I’ve been reading and re-reading Solzhenitsyn’s early stories. No doubt Solzh is a great stylist and, although young Russians with literary interests see him more as a dull, irrelevant, curmudgeonly patriarch, his style is no less brilliant now than ever. Granted, novels may not be his strength, but there are other genres; perhaps the novel is dead. A few months ago, I read Solzhenitsyn’s essay on Joseph Brodsky — it’s as lively as can be. Not that I agree with Solzh’s criticisms or applaud his extolment of peasant virtues, but he is anything but an old bore in his writing — on the contrary, his language is both inventive and pithy, and enjoyable.
Brodsky himself admired Solzhenitsyn for using precisely the right artistic means for the larger-than-literature task in the Gulag Archipelago. The book’s subtitle is, “An experiment in literary investigation” (literary, “artistic investigation”). No, it is not a work of fiction; based on accounts of prisoners and on Solzhenitsyn’s own research, it is a truthful text informed by great passion. No doubt Solzhenitsyn, once an honest and naive communist, came to hate all things Soviet, and his righteous hatred seethes under the stylistically brilliant surface etched with his sardonic wit and sarcastic bile. Some of that must be lost in translation, and many of the Soviet realities Solzhenitsyn alludes to speak nothing to a Western reader. But if a Russian reader — one with at least some knowledge of the Soviet period — takes the Archipelago indifferently, he must have an elephant’s skin and a frog’s heart. Historians tend to get coldly objective; stories of individuals’ suffering, with all their excruciating details, are painfully objective. This is why I think the Archipelago and/or One Day…, rather than scholarly works on the subject, should be placed on school and college curricula from Koenigsberg to Vladivostok.

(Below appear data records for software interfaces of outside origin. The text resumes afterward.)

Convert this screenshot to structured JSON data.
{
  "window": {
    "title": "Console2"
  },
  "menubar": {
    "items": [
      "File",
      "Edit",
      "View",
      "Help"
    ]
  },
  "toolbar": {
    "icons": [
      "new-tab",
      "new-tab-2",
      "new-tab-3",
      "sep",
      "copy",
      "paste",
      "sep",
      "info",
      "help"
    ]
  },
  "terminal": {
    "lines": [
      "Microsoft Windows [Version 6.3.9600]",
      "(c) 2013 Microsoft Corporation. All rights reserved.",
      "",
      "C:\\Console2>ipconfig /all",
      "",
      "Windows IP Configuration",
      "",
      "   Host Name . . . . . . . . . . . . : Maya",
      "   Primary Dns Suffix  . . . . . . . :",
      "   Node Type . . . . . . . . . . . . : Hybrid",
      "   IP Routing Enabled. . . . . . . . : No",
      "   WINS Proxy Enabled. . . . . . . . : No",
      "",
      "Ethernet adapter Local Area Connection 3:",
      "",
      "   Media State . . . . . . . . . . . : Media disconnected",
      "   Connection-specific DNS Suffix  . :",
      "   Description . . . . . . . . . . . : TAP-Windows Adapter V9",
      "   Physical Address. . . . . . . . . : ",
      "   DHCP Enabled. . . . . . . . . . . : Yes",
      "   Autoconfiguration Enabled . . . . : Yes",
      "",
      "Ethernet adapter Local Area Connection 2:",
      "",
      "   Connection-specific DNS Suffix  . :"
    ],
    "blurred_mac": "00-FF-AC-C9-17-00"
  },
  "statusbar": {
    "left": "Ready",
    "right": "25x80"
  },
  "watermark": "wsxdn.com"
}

Most Russian intellectuals object to Solzhenitsyn’s apology of the Russian peasantry. Myself a city dweller, I think Solzh’s attitude is somehow related to his conclusion that the peasants both suffered the most from Stalin’s tyranny and, of all social groups, remained the most immune to his propaganda. He was born and reared in a city (Rostov-on-Don) and graduated from a university with a math degree; his opponents still accuse him of talking like a math teacher. Coming in close contact with peasants on the front and in labor camps, and living in a village after serving his time, Solzhenitsyn must have observed certain qualities in peasants that were, in his view, sadly lacking in urban intellectuals, especially artistic and humanities types. Those peasants’ down-to-earth attititudes, skepticism, level-headedness, unwillingness to fall for slogans and ideologies were precious. This is not Tolstoyan holiness: Solzh is much more reserved and incredulous. Yet peasant characters are in the center of both his best-known story, One Day… and his second most important short piece of fiction, Matryona’s Yard, initially titled A Village Can’t Stand Without a Righteous Man.